Task statement
Scan the lines below; pull out those with "Information".

Data for analysis
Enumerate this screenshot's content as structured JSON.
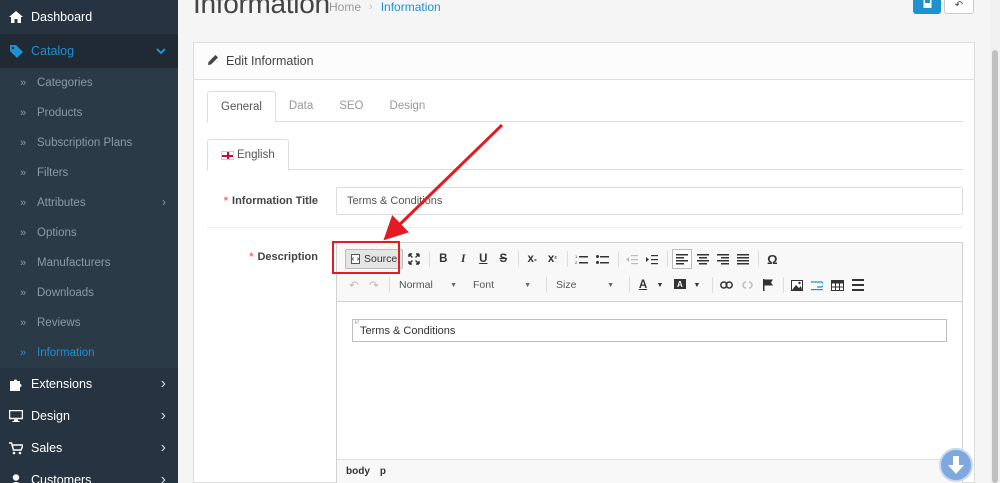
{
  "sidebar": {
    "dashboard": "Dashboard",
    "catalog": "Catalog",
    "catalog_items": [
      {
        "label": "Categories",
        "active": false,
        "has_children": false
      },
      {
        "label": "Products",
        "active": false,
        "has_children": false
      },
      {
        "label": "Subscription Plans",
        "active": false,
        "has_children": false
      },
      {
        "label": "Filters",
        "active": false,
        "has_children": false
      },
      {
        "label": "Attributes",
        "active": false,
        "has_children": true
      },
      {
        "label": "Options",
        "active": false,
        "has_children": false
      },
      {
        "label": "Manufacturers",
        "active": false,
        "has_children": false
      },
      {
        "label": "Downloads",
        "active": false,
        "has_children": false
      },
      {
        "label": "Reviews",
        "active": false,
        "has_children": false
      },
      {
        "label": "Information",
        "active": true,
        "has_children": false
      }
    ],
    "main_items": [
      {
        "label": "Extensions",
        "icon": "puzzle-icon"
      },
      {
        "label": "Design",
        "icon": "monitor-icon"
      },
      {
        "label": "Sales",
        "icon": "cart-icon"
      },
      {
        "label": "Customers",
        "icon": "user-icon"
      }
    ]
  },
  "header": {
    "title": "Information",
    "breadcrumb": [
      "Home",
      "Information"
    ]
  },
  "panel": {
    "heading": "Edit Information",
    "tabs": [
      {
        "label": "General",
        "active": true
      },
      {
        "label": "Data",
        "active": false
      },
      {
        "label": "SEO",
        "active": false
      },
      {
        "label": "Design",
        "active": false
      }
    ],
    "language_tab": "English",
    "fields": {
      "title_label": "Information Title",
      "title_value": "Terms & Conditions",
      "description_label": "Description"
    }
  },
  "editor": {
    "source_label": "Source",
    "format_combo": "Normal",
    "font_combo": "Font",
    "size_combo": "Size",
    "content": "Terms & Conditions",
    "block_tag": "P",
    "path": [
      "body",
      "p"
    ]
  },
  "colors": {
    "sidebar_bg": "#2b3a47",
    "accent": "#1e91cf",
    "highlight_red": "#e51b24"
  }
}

Response box
        "label": "Information",
    "title": "Information",
      "Information"
    "heading": "Edit Information",
      "title_label": "Information Title",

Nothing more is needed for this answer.